Brussels, (Brussels Morning)- Shared bicycles and scooters continue to be added to the Brussels market. Are there limits to growth? Providers like Lime, Dott, Bird and Bolt certainly don’t. BRUZZ mapped out the market share of the various mobility players.
Currently there are 7 sharing scooter providers: Lime, Dott, Bird, Bolt, Pony, Voi and Tier. The market is relatively easy to enter in Brussels and that involves many players. Nevertheless, the scooter providers still see a lot of growth potential in the Brussels market as demand continues to rise.

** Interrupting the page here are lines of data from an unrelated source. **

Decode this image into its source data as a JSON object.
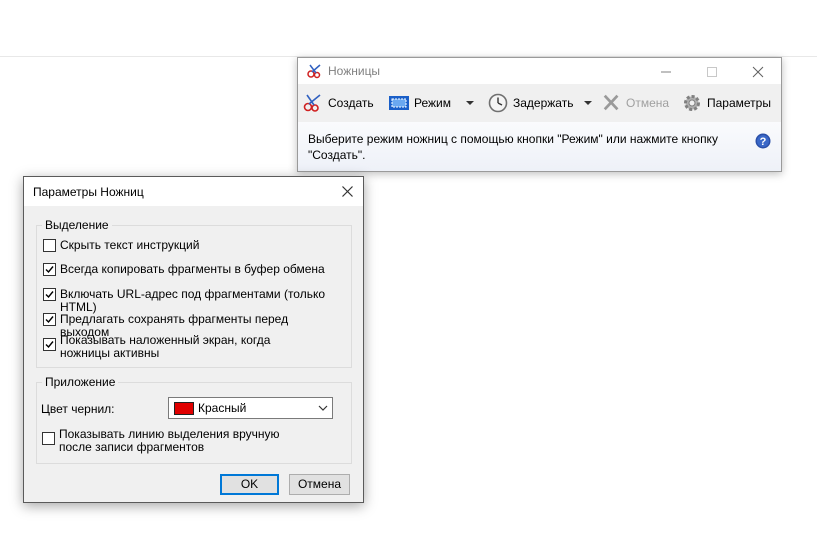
{
  "snip": {
    "title": "Ножницы",
    "toolbar": {
      "new_label": "Создать",
      "mode_label": "Режим",
      "delay_label": "Задержать",
      "cancel_label": "Отмена",
      "options_label": "Параметры"
    },
    "info_text": "Выберите режим ножниц с помощью кнопки \"Режим\" или нажмите кнопку \"Создать\"."
  },
  "options": {
    "title": "Параметры Ножниц",
    "selection_group": {
      "label": "Выделение",
      "items": [
        {
          "label": "Скрыть текст инструкций",
          "checked": false
        },
        {
          "label": "Всегда копировать фрагменты в буфер обмена",
          "checked": true
        },
        {
          "label": "Включать URL-адрес под фрагментами (только HTML)",
          "checked": true
        },
        {
          "label": "Предлагать сохранять фрагменты перед выходом",
          "checked": true
        },
        {
          "label": "Показывать наложенный экран, когда ножницы активны",
          "checked": true
        }
      ]
    },
    "app_group": {
      "label": "Приложение",
      "ink_label": "Цвет чернил:",
      "ink_value": "Красный",
      "ink_color": "#e00000",
      "show_line": {
        "label": "Показывать линию выделения вручную после записи фрагментов",
        "checked": false
      }
    },
    "ok_label": "OK",
    "cancel_label": "Отмена"
  }
}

Since last year, some of the service providers have started to focus heavily on e-bikes, which they see as extra benefit. Here they have to face competitors such as Billy bike and Villo! In Brussels.

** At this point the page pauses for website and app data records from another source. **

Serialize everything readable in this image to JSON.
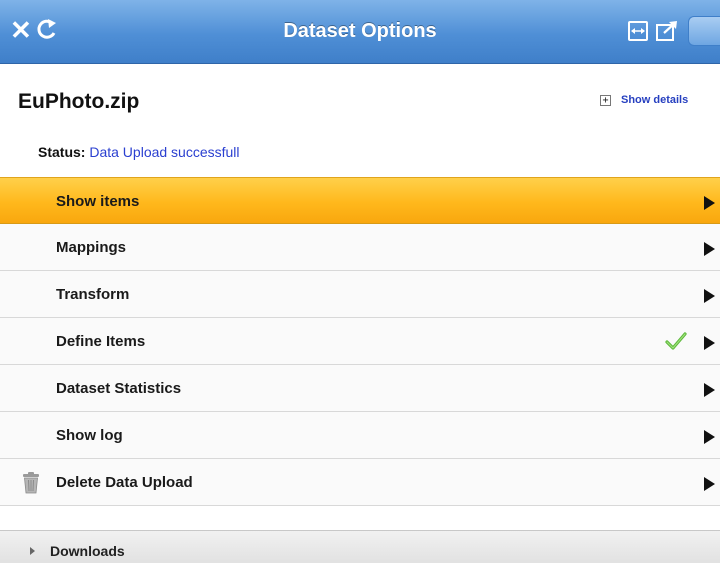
{
  "titlebar": {
    "title": "Dataset Options",
    "close_icon": "✕",
    "icons": [
      "close-icon",
      "refresh-icon",
      "expand-icon",
      "share-icon"
    ]
  },
  "dataset": {
    "name": "EuPhoto.zip",
    "show_details_label": "Show details",
    "status_label": "Status:",
    "status_value": "Data Upload successfull"
  },
  "menu": {
    "items": [
      {
        "label": "Show items",
        "selected": true
      },
      {
        "label": "Mappings"
      },
      {
        "label": "Transform"
      },
      {
        "label": "Define Items",
        "status_icon": "check-icon"
      },
      {
        "label": "Dataset Statistics"
      },
      {
        "label": "Show log"
      },
      {
        "label": "Delete Data Upload",
        "icon": "trash-icon"
      }
    ]
  },
  "downloads": {
    "label": "Downloads"
  },
  "colors": {
    "titlebar": "#4f8fd6",
    "selected": "#ffb81c",
    "status_value": "#2a3fd0",
    "check": "#5cb83a"
  }
}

Dott, Villo! and Voi have the most shared scooters and/or bicycles available, together accounting for 75 percent of shared micromobility vehicles.
Dott seems to be the one with the most devices: 4000 e-steps and 1000 e-bikes. “The demand for scooters and bicycles continues to rise. Before June 2022, we had an 86 percent growth of our e-scooters compared to June 2021. This shows that our vehicles are becoming more and more part of the mobility landscape in Brussels,” he said. it at Dott’s PR.
Bolt currently has 3300 scooters in Brussels and has introduced 1000 electric bicycles since the end of June. “We will be introducing additional bicycles on top of that, as the demand for shared bicycles continues to grow enormously, much to our surprise.”
The Bolt scooter has all kinds of gadgets: a beginner mode, traffic rules, a mandatory alcohol test , a system that refuses two riders per scooter and a suggestion to wear a helmet. “Riders can request a helmet for free from Bolt,” country manager Oualid Benhammadi told Bolt.
“Bolt is happy with the many providers in the market, because this keeps the market healthy and prices stay low. This contributes to our core values: offering the lowest price so that every part of the population can use the scooters and nobody is excluded.”
Since February 2022, Tier has joined the market with 4,414 e-scooters in Brussels. According to Jesper Vis, general manager of Tier Benelux, the market is a bit too saturated in Brussels: “A few tenders would be nice, so that we can cover a larger part of the market, and it makes it easier to negotiate for the government.”
“Since January 2020, we have been climate neutral by using green energy and compensating for our impact,” adds Jesper Vis. At Tier, too, they are thinking of introducing e-bikes in the near future.
The British Pony has been in Brussels since last year. They have a separate business model: you can rent one, but you can also buy a scooter yourself, which you can then rent out through Pony. You will then receive 50 percent of the rental income. “We are seeing an explosion in demand for shared mobility, a revolution is underway.” says the PR manager of Pony, Guillem Leroux. Pony currently has 1000 e-scooters in Brussels.
You also have the providers Voi , Lime and Bird in Brussels.
“Parking is a known problem with us,” said Bolt’s Benhammadi. “The rules are different for every municipality and that confuses the users. If they introduced demarcated parking zones everywhere, it would be clearer and easier for us.”
Diego Eggermont of Espaces Mobilités still has reservations: “Place in Brussels is, as always, scarce and expensive. If we are going to delineate zones, the question remains from whom we should take that place. Another problem arises with the walking distance. When the distance becomes too great for the users to walk back, they may drop out as a step user.”
Share of shared mobility
Shared mobility is only 8.20 percent compared to individual use of the bicycle or scooter. If we look at it per mode of transport, we see that half of the scooter consists of partial scooters, the other half of our own scooters. This is completely different with bicycles: shared bicycles make up only a very small fraction (2.5 percent) of the total bicycle use. Three quarters of all partial mobility takes place by scooter and one fourth by bicycle.
From a report by Vias, the Belgian Institute for Road Safety, we see a threefold increase in injury crashes when we compare the first quarter of 2021 and 2022. “This is simply because there are more users and not because the scooters are becoming more dangerous,” explains Guillem Leroux of Pony.
“In our testing , we see that inexperienced users are often the problem. Many see the scooter as something from their childhood, but these scooters drive faster and there is the environment, with cars going at 30 or 50 km per hour. But most accidents mainly occur at night, by people under the influence.” informs Diego Eggermont of Espaces-Mobilités.
It is precisely because of those accidents that new rules have been introduced. For example, scooters in Brussels can go a maximum of 20 kilometres per hour, you are no longer allowed to ride under 16 or with two on a scooter and the speed in two walking zones b is limited to 8 kilometres per hour. “But it is actually too early to assess the effects of these new rules for e-scooters,” says Steven Fierens of Brussels Mobility.